- _RECORDED INFORMATION_
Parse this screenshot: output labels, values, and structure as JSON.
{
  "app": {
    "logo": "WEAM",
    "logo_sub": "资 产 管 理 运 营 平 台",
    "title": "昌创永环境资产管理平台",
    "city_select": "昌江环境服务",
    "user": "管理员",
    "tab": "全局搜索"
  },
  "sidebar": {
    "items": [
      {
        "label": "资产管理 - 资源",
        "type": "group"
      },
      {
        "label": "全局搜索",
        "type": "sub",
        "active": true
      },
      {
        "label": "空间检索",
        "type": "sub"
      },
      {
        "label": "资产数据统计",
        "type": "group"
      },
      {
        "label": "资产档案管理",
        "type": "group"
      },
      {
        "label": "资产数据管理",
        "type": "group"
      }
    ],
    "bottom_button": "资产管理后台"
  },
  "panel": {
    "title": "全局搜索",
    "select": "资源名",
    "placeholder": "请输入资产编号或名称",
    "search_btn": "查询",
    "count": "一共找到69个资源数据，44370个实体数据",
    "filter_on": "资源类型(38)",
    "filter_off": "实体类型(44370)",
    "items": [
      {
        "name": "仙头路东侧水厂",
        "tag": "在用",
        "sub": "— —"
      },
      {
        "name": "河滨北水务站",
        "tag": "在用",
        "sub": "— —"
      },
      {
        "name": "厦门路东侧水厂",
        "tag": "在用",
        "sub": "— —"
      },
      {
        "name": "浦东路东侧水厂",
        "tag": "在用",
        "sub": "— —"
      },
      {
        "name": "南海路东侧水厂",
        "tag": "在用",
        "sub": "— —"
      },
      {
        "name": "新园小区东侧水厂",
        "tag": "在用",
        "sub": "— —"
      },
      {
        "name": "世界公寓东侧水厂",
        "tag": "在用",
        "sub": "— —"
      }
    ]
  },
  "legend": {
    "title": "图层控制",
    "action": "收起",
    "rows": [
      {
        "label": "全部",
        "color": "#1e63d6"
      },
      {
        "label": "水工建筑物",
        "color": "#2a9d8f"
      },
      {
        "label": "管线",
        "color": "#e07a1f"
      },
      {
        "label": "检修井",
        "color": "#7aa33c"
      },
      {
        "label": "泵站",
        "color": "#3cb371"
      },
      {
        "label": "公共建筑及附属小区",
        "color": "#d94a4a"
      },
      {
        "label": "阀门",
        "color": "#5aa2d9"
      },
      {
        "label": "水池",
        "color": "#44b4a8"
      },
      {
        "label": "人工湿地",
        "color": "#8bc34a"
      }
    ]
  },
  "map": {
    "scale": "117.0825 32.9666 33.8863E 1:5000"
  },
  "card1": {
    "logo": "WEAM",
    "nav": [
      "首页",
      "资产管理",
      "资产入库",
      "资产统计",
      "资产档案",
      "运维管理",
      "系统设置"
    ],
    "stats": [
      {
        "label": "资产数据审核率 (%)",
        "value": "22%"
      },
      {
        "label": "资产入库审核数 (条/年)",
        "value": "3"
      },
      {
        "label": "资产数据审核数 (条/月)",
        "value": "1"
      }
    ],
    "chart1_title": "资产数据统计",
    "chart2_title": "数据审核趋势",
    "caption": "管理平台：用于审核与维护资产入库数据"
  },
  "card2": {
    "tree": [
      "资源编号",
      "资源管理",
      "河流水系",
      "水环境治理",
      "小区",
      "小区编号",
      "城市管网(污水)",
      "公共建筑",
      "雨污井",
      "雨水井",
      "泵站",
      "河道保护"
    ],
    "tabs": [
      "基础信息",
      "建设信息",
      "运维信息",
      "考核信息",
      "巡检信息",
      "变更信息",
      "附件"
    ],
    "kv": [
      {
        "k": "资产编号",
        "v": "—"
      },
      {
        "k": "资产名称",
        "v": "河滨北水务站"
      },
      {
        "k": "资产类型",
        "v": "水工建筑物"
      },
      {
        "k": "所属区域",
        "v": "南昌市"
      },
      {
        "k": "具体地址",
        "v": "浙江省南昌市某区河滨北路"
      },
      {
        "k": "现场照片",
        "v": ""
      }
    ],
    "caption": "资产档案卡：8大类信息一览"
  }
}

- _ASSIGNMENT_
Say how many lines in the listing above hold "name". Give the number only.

- _ANSWER SECTION_
7